images

Ger Van Elk, The well-shaven cactus, 1970. Vidéo, film 16 mm, noir et blanc, son. © Ursula Wevers, Cologne.

Gino de Dominicis, Tentativo di Volo, 1970. Vidéo, bande vidéo 1/2 pouce, noir et blanc, son. © Ursula Wevers, Cologne / Christian Mosar.

Jan Dibbets, 12 Hours Tide Object with Correction of Perspective, 1969. Vidéo, film 16 mm, noir et blanc, couleur, son. © Ursula Wevers, Cologne.

Joseph Beuys, Filz-TV, 1970. Vidéo, film 16 mm, noir et blanc, son. © Ursula Wevers, Cologne.

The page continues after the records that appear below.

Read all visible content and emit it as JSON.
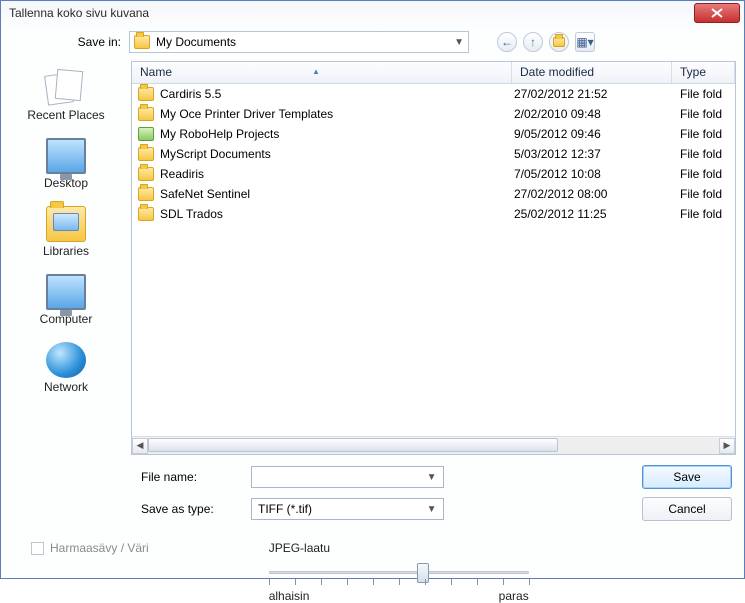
{
  "window": {
    "title": "Tallenna koko sivu kuvana"
  },
  "toprow": {
    "save_in_label": "Save in:",
    "location": "My Documents"
  },
  "columns": {
    "name": "Name",
    "date": "Date modified",
    "type": "Type"
  },
  "files": [
    {
      "name": "Cardiris 5.5",
      "date": "27/02/2012 21:52",
      "type": "File fold",
      "icon": "folder"
    },
    {
      "name": "My Oce Printer Driver Templates",
      "date": "2/02/2010 09:48",
      "type": "File fold",
      "icon": "folder"
    },
    {
      "name": "My RoboHelp Projects",
      "date": "9/05/2012 09:46",
      "type": "File fold",
      "icon": "robohelp"
    },
    {
      "name": "MyScript Documents",
      "date": "5/03/2012 12:37",
      "type": "File fold",
      "icon": "folder"
    },
    {
      "name": "Readiris",
      "date": "7/05/2012 10:08",
      "type": "File fold",
      "icon": "folder"
    },
    {
      "name": "SafeNet Sentinel",
      "date": "27/02/2012 08:00",
      "type": "File fold",
      "icon": "folder"
    },
    {
      "name": "SDL Trados",
      "date": "25/02/2012 11:25",
      "type": "File fold",
      "icon": "folder"
    }
  ],
  "places": {
    "recent": "Recent Places",
    "desktop": "Desktop",
    "libraries": "Libraries",
    "computer": "Computer",
    "network": "Network"
  },
  "bottom": {
    "file_name_label": "File name:",
    "file_name_value": "",
    "save_as_type_label": "Save as type:",
    "save_as_type_value": "TIFF (*.tif)",
    "save_btn": "Save",
    "cancel_btn": "Cancel"
  },
  "footer": {
    "grayscale_label": "Harmaasävy / Väri",
    "jpeg_quality_label": "JPEG-laatu",
    "lowest": "alhaisin",
    "best": "paras"
  }
}
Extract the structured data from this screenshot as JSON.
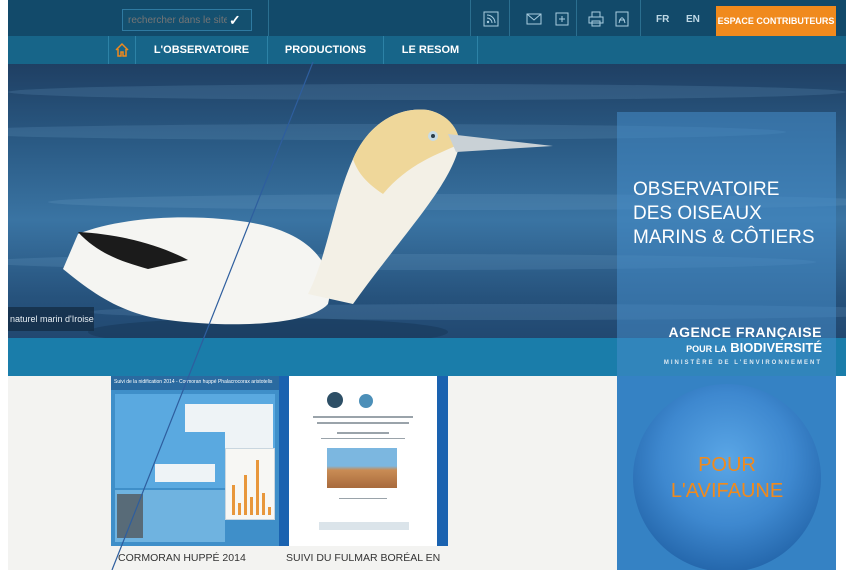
{
  "search": {
    "placeholder": "rechercher dans le site..."
  },
  "toolbar": {
    "icons": [
      "rss-icon",
      "mail-icon",
      "plus-icon",
      "print-icon",
      "pdf-icon"
    ],
    "languages": [
      "FR",
      "EN"
    ],
    "contributors_label": "ESPACE CONTRIBUTEURS"
  },
  "nav": {
    "items": [
      {
        "label": "L'OBSERVATOIRE"
      },
      {
        "label": "PRODUCTIONS"
      },
      {
        "label": "LE RESOM"
      }
    ]
  },
  "hero": {
    "credit": "naturel marin d'Iroise",
    "title_line1": "OBSERVATOIRE",
    "title_line2": "DES OISEAUX",
    "title_line3": "MARINS & CÔTIERS",
    "agency_line1": "AGENCE FRANÇAISE",
    "agency_pour": "POUR LA",
    "agency_biodiv": "BIODIVERSITÉ",
    "ministry": "MINISTÈRE DE L'ENVIRONNEMENT",
    "globe_line1": "POUR",
    "globe_line2": "L'AVIFAUNE"
  },
  "cards": [
    {
      "title": "CORMORAN HUPPÉ 2014",
      "header": "Suivi de la nidification 2014 - Cormoran huppé Phalacrocorax aristotelis"
    },
    {
      "title": "SUIVI DU FULMAR BORÉAL EN"
    }
  ],
  "colors": {
    "topbar": "#124a6a",
    "navbar": "#176589",
    "accent_orange": "#f08a1d"
  }
}
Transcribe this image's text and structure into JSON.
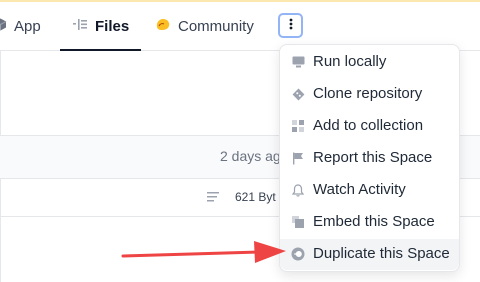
{
  "tabs": [
    {
      "label": "App",
      "icon": "cube-icon"
    },
    {
      "label": "Files",
      "icon": "files-icon"
    },
    {
      "label": "Community",
      "icon": "community-icon"
    }
  ],
  "background": {
    "last_modified": "2 days ag",
    "file_size": "621 Byt"
  },
  "menu": {
    "items": [
      {
        "label": "Run locally",
        "icon": "computer-icon"
      },
      {
        "label": "Clone repository",
        "icon": "git-icon"
      },
      {
        "label": "Add to collection",
        "icon": "collection-icon"
      },
      {
        "label": "Report this Space",
        "icon": "flag-icon"
      },
      {
        "label": "Watch Activity",
        "icon": "bell-icon"
      },
      {
        "label": "Embed this Space",
        "icon": "embed-icon"
      },
      {
        "label": "Duplicate this Space",
        "icon": "duplicate-icon"
      }
    ]
  },
  "colors": {
    "arrow": "#ef4444",
    "focus_ring": "#93b4f5",
    "community_icon": "#fbbf24"
  }
}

Klaus Rinke, Ohne Titel, 1970. Vidéo, film 16 mm, noir et blanc, silencieux. © Ursula Wevers, Cologne.